<p>In its early days, electronic music wasn’t very musical. Enter Morton Subotnick.</p>
In its early days, electronic music wasn’t very musical. Painstakingly put together with wave generators or tiny bits of tape spliced together on splicing blocks by music professors and hobbyists, it was often highly abstract, largely concerned with pitch and timbre, and lacked much rhythm or pattern.
Enter Morton Subotnick.

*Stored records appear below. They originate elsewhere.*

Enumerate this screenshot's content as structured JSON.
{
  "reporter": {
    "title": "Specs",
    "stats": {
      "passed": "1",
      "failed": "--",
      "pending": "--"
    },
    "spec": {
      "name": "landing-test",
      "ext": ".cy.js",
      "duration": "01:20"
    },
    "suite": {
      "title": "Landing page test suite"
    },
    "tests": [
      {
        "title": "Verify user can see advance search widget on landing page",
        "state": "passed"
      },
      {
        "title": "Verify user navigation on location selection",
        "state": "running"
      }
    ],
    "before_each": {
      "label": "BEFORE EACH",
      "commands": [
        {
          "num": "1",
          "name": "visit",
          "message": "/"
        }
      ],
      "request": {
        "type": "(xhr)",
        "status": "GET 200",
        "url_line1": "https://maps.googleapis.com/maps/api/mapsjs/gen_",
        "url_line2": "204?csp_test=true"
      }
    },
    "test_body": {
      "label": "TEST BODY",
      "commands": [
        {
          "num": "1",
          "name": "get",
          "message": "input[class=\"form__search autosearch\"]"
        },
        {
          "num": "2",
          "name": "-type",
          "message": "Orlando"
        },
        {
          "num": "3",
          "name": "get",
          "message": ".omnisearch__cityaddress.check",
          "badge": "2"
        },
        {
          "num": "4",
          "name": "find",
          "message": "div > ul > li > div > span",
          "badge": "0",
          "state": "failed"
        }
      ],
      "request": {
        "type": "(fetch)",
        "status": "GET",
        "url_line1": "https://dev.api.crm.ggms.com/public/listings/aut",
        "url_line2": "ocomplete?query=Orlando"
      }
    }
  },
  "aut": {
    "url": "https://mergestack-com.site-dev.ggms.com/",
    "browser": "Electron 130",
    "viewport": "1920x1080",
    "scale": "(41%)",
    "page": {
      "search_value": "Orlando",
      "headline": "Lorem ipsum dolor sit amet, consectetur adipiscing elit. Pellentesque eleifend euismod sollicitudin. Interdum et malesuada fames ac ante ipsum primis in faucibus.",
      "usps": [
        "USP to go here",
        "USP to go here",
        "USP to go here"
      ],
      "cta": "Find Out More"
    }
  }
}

Back in the sixties, while Robert Moog was developing his pioneering keyboard on the East Coast, Subotnick, Ramon Sender and Don Buchla were toiling away in San Francisco on what would become possibly the world’s first analog synthesizer, the ‘electronic music easel’BUCHLA 100. Instead of a keyboard, it relied on pressure sensitive touch-plates, which controlled individually tuneable keys for limitless micro-tuning possibilities, analog sequencers, and complex waveforms beyond your basic sine, sawtooth, and square waves. You can now find it at the Smithsonian.
Check out more at Motherboard.